RECORDS SHOWN
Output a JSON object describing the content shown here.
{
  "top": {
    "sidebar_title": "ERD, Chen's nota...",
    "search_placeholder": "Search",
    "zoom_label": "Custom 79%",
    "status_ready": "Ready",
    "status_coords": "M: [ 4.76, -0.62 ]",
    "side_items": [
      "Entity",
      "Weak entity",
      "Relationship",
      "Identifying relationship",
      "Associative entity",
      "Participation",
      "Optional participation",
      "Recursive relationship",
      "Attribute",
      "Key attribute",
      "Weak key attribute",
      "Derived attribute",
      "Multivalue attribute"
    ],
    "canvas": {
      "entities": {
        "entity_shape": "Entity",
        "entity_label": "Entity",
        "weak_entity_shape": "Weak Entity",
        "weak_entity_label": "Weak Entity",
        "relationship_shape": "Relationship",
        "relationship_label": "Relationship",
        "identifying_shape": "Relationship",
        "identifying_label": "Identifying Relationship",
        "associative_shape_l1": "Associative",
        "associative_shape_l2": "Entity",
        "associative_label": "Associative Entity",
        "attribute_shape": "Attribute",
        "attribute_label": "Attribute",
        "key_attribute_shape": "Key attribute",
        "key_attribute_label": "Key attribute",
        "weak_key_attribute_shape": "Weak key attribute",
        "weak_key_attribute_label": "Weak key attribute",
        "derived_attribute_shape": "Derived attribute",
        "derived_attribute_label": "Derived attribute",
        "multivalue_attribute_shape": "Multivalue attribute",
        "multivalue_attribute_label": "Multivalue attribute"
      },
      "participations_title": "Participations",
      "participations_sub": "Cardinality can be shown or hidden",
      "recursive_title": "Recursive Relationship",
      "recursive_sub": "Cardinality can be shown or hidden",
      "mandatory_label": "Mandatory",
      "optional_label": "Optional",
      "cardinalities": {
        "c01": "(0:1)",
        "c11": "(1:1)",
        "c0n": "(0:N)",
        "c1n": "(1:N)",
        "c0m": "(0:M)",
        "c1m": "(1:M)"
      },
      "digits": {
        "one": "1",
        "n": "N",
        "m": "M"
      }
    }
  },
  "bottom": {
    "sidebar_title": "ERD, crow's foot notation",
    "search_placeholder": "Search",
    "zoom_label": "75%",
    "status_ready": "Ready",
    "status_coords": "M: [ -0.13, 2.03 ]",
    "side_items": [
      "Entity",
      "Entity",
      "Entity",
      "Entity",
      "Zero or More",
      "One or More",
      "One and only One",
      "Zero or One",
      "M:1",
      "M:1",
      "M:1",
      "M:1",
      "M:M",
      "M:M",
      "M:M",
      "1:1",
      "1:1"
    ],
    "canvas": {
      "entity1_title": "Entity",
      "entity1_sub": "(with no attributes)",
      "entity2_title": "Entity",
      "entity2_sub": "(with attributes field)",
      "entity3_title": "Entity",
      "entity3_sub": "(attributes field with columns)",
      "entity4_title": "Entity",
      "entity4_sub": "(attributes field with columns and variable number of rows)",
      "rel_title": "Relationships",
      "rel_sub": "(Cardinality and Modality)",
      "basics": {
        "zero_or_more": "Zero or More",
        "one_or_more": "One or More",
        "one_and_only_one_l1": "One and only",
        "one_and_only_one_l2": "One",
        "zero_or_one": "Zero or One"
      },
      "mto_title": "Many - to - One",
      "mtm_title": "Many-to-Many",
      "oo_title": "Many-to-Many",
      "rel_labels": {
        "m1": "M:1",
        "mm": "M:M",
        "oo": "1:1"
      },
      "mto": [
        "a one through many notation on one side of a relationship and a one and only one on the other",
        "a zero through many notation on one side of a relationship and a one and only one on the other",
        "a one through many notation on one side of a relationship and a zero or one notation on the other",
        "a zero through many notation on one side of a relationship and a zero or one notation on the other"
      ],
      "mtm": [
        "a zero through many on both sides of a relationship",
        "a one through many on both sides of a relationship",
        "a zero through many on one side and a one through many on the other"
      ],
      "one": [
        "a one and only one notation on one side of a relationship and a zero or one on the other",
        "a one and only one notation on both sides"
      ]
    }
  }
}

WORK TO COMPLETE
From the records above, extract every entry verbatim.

RESPONSE TO THIS TASK
Output a JSON object describing the content shown here.
{
  "top": {
    "sidebar_title": "ERD, Chen's nota...",
    "search_placeholder": "Search",
    "zoom_label": "Custom 79%",
    "status_ready": "Ready",
    "status_coords": "M: [ 4.76, -0.62 ]",
    "side_items": [
      "Entity",
      "Weak entity",
      "Relationship",
      "Identifying relationship",
      "Associative entity",
      "Participation",
      "Optional participation",
      "Recursive relationship",
      "Attribute",
      "Key attribute",
      "Weak key attribute",
      "Derived attribute",
      "Multivalue attribute"
    ],
    "canvas": {
      "entities": {
        "entity_shape": "Entity",
        "entity_label": "Entity",
        "weak_entity_shape": "Weak Entity",
        "weak_entity_label": "Weak Entity",
        "relationship_shape": "Relationship",
        "relationship_label": "Relationship",
        "identifying_shape": "Relationship",
        "identifying_label": "Identifying Relationship",
        "associative_shape_l1": "Associative",
        "associative_shape_l2": "Entity",
        "associative_label": "Associative Entity",
        "attribute_shape": "Attribute",
        "attribute_label": "Attribute",
        "key_attribute_shape": "Key attribute",
        "key_attribute_label": "Key attribute",
        "weak_key_attribute_shape": "Weak key attribute",
        "weak_key_attribute_label": "Weak key attribute",
        "derived_attribute_shape": "Derived attribute",
        "derived_attribute_label": "Derived attribute",
        "multivalue_attribute_shape": "Multivalue attribute",
        "multivalue_attribute_label": "Multivalue attribute"
      },
      "participations_title": "Participations",
      "participations_sub": "Cardinality can be shown or hidden",
      "recursive_title": "Recursive Relationship",
      "recursive_sub": "Cardinality can be shown or hidden",
      "mandatory_label": "Mandatory",
      "optional_label": "Optional",
      "cardinalities": {
        "c01": "(0:1)",
        "c11": "(1:1)",
        "c0n": "(0:N)",
        "c1n": "(1:N)",
        "c0m": "(0:M)",
        "c1m": "(1:M)"
      },
      "digits": {
        "one": "1",
        "n": "N",
        "m": "M"
      }
    }
  },
  "bottom": {
    "sidebar_title": "ERD, crow's foot notation",
    "search_placeholder": "Search",
    "zoom_label": "75%",
    "status_ready": "Ready",
    "status_coords": "M: [ -0.13, 2.03 ]",
    "side_items": [
      "Entity",
      "Entity",
      "Entity",
      "Entity",
      "Zero or More",
      "One or More",
      "One and only One",
      "Zero or One",
      "M:1",
      "M:1",
      "M:1",
      "M:1",
      "M:M",
      "M:M",
      "M:M",
      "1:1",
      "1:1"
    ],
    "canvas": {
      "entity1_title": "Entity",
      "entity1_sub": "(with no attributes)",
      "entity2_title": "Entity",
      "entity2_sub": "(with attributes field)",
      "entity3_title": "Entity",
      "entity3_sub": "(attributes field with columns)",
      "entity4_title": "Entity",
      "entity4_sub": "(attributes field with columns and variable number of rows)",
      "rel_title": "Relationships",
      "rel_sub": "(Cardinality and Modality)",
      "basics": {
        "zero_or_more": "Zero or More",
        "one_or_more": "One or More",
        "one_and_only_one_l1": "One and only",
        "one_and_only_one_l2": "One",
        "zero_or_one": "Zero or One"
      },
      "mto_title": "Many - to - One",
      "mtm_title": "Many-to-Many",
      "oo_title": "Many-to-Many",
      "rel_labels": {
        "m1": "M:1",
        "mm": "M:M",
        "oo": "1:1"
      },
      "mto": [
        "a one through many notation on one side of a relationship and a one and only one on the other",
        "a zero through many notation on one side of a relationship and a one and only one on the other",
        "a one through many notation on one side of a relationship and a zero or one notation on the other",
        "a zero through many notation on one side of a relationship and a zero or one notation on the other"
      ],
      "mtm": [
        "a zero through many on both sides of a relationship",
        "a one through many on both sides of a relationship",
        "a zero through many on one side and a one through many on the other"
      ],
      "one": [
        "a one and only one notation on one side of a relationship and a zero or one on the other",
        "a one and only one notation on both sides"
      ]
    }
  }
}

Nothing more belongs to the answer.